To do
In the listing that follows, find the line with "Output a JSON", then copy exactly from it through the line with "Serialize everything readable", leaving out every picture.

Data extracts
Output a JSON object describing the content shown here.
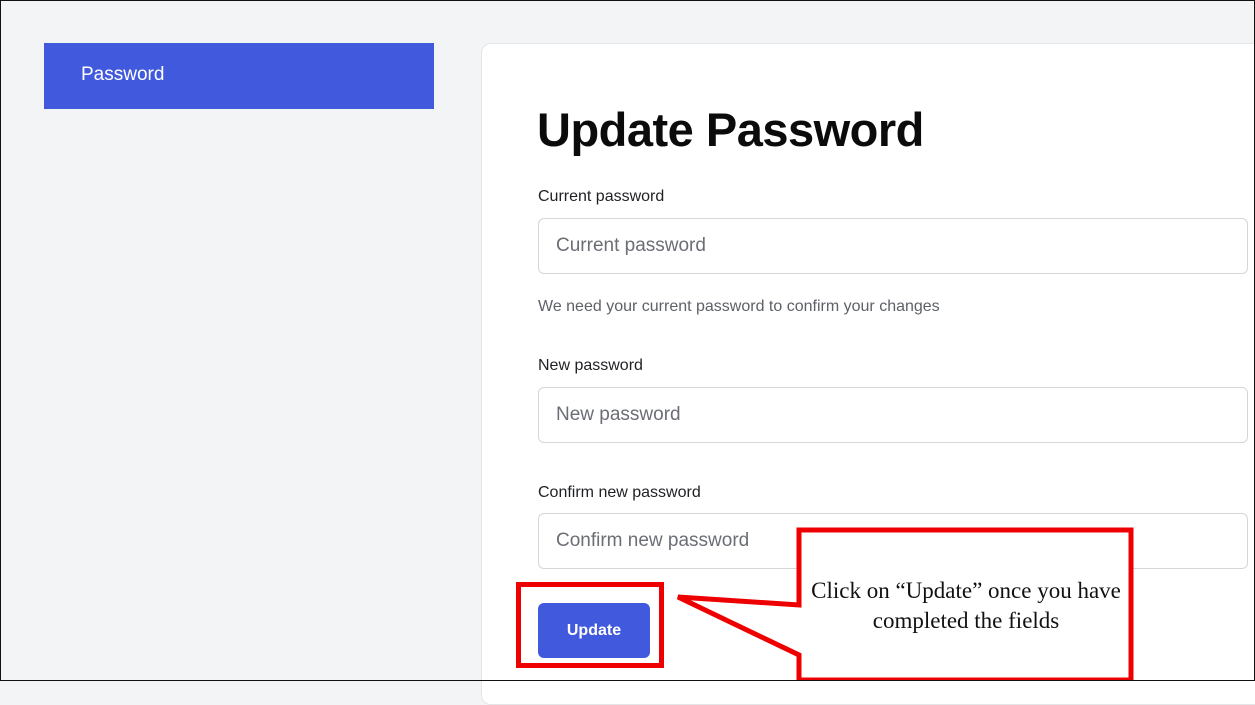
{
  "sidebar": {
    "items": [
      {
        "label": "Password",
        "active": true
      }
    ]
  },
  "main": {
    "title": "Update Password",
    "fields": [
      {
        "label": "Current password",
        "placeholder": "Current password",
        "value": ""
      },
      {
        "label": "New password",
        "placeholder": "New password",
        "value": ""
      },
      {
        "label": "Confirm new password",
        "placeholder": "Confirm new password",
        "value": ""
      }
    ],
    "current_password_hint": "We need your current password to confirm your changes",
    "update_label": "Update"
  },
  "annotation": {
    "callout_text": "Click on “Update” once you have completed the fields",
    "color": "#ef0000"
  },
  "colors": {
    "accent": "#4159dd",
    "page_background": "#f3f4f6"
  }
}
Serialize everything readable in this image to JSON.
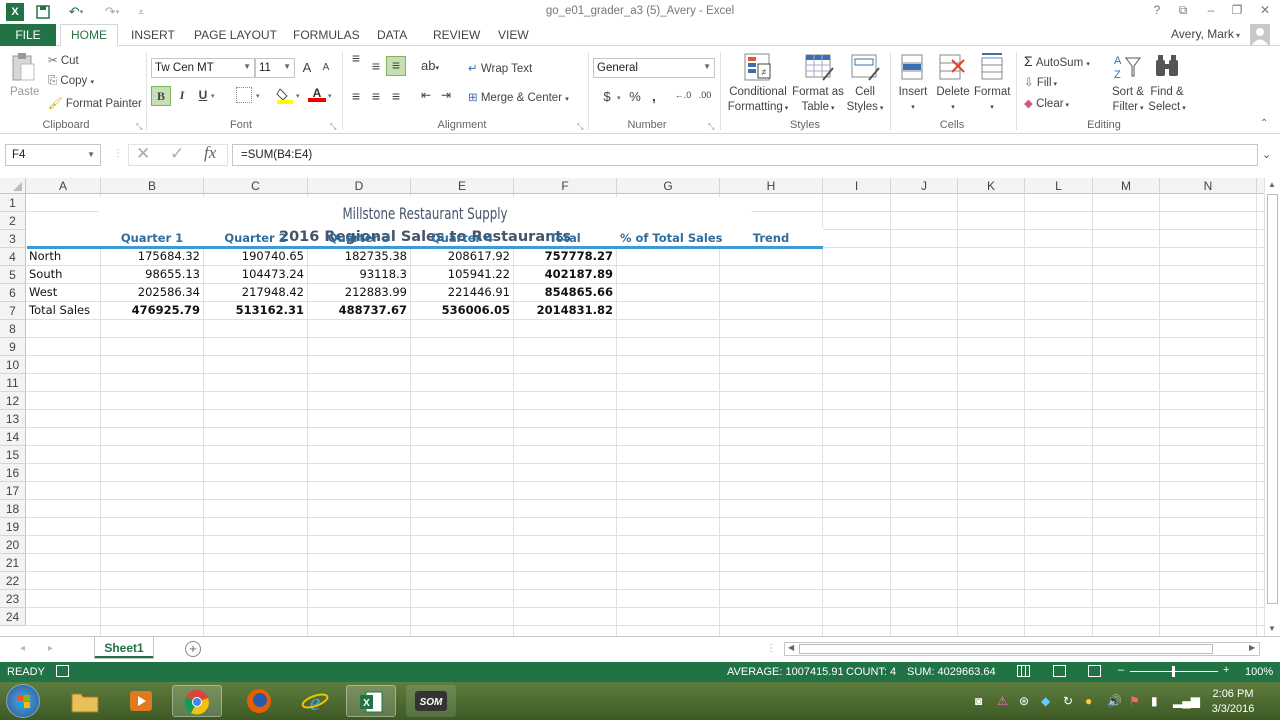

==

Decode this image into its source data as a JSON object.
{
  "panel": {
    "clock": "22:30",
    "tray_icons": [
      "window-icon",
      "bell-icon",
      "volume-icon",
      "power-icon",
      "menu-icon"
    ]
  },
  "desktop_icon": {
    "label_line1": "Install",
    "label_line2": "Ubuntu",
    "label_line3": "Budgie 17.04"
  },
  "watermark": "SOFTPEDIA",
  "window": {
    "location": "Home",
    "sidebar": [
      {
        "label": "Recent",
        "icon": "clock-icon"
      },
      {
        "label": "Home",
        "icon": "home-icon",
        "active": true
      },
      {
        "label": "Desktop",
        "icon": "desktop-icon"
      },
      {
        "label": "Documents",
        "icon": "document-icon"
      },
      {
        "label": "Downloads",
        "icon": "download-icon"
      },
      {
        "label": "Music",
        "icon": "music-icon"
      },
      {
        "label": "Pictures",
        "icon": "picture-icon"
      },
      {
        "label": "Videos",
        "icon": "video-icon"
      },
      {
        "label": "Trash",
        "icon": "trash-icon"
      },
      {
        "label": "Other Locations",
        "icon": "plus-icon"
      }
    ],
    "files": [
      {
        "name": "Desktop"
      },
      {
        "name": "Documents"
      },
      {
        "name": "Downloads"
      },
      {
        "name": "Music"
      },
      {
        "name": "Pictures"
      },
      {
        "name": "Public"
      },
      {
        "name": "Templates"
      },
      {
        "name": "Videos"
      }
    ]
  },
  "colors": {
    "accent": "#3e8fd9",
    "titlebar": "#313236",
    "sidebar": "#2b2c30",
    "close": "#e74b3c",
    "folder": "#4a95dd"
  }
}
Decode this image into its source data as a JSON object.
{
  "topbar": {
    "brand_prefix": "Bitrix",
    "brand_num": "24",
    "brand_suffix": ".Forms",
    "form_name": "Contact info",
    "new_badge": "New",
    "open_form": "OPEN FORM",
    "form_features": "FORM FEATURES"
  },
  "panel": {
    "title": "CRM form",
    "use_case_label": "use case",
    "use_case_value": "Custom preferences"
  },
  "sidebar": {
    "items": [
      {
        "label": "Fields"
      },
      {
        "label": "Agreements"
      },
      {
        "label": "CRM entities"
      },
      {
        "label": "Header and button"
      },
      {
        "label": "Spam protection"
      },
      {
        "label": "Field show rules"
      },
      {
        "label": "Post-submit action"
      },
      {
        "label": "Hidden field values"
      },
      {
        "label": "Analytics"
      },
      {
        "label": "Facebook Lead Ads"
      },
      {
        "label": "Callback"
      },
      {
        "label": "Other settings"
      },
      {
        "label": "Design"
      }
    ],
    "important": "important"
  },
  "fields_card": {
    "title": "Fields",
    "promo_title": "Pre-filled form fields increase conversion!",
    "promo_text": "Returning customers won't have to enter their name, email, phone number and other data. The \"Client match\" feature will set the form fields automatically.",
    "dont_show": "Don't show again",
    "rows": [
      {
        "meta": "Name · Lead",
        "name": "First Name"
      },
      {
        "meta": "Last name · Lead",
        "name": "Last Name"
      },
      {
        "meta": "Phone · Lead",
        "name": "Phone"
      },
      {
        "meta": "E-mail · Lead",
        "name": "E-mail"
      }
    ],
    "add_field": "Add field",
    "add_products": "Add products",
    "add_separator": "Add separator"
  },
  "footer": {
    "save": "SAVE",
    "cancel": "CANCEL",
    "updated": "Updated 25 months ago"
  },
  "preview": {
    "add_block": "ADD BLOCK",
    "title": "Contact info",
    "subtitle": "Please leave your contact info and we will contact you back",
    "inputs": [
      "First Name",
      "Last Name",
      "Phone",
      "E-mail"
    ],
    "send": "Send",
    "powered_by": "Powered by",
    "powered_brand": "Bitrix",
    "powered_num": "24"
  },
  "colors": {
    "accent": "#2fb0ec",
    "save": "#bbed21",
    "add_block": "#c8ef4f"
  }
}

Result
Output a JSON object describing the content shown here.
{
  "sidebar": {
    "items": [
      {
        "label": "Password",
        "active": true
      }
    ]
  },
  "main": {
    "title": "Update Password",
    "fields": [
      {
        "label": "Current password",
        "placeholder": "Current password",
        "value": ""
      },
      {
        "label": "New password",
        "placeholder": "New password",
        "value": ""
      },
      {
        "label": "Confirm new password",
        "placeholder": "Confirm new password",
        "value": ""
      }
    ],
    "current_password_hint": "We need your current password to confirm your changes",
    "update_label": "Update"
  },
  "annotation": {
    "callout_text": "Click on “Update” once you have completed the fields",
    "color": "#ef0000"
  },
  "colors": {
    "accent": "#4159dd",
    "page_background": "#f3f4f6"
  }
}
Serialize everything readable in this image to JSON.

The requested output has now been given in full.